> EXCERPTED RECORDS:
◆ ◆ ◆
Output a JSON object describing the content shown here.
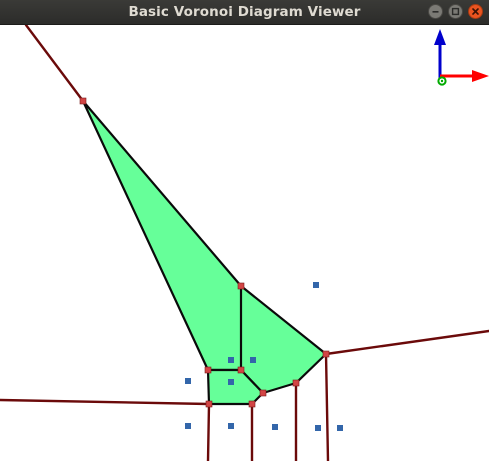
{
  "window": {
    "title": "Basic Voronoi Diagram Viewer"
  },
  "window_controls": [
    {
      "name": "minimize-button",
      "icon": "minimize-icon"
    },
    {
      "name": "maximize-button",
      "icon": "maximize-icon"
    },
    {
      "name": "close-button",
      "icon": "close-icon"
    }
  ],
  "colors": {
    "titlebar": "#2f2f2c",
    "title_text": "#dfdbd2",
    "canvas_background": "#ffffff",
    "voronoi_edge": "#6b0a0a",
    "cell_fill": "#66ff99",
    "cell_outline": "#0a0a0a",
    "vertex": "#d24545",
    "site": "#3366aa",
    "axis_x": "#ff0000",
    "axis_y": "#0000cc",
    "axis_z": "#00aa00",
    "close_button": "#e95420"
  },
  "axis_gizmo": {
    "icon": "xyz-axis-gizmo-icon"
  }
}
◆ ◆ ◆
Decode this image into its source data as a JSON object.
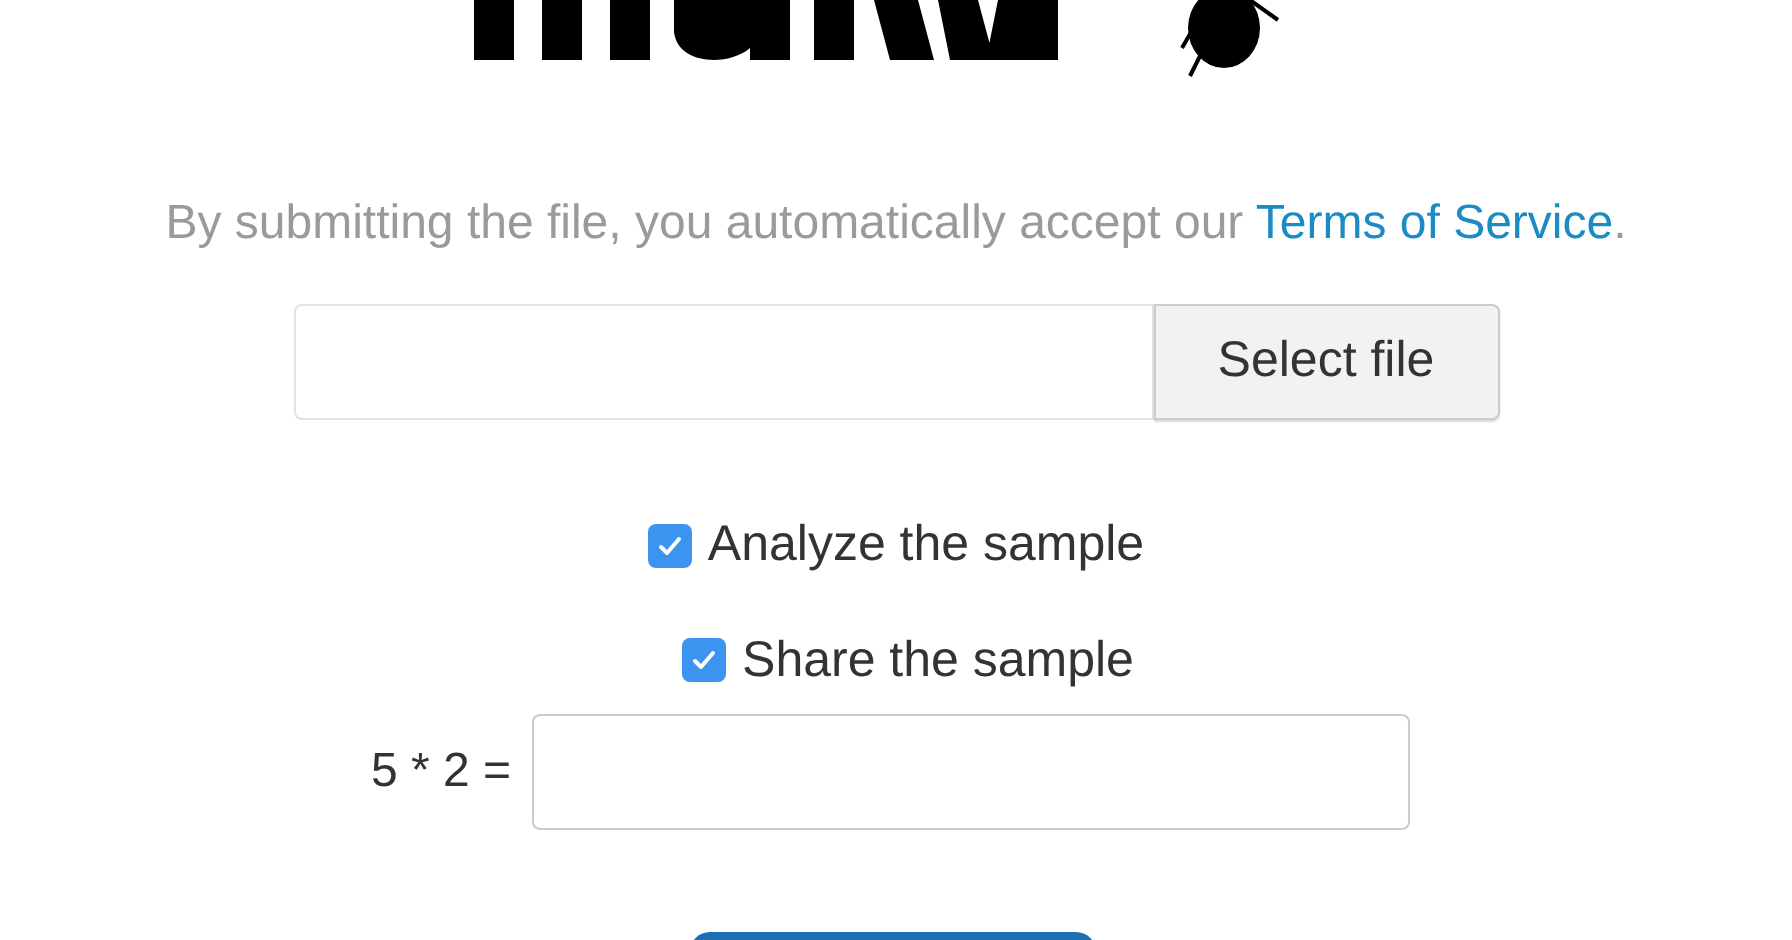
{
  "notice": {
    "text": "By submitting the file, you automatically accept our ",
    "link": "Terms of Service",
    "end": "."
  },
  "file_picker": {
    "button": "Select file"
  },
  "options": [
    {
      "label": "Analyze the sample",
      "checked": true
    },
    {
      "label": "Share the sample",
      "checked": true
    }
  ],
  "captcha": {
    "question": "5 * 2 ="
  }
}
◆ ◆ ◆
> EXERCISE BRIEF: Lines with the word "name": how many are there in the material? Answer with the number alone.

> RESULT: 3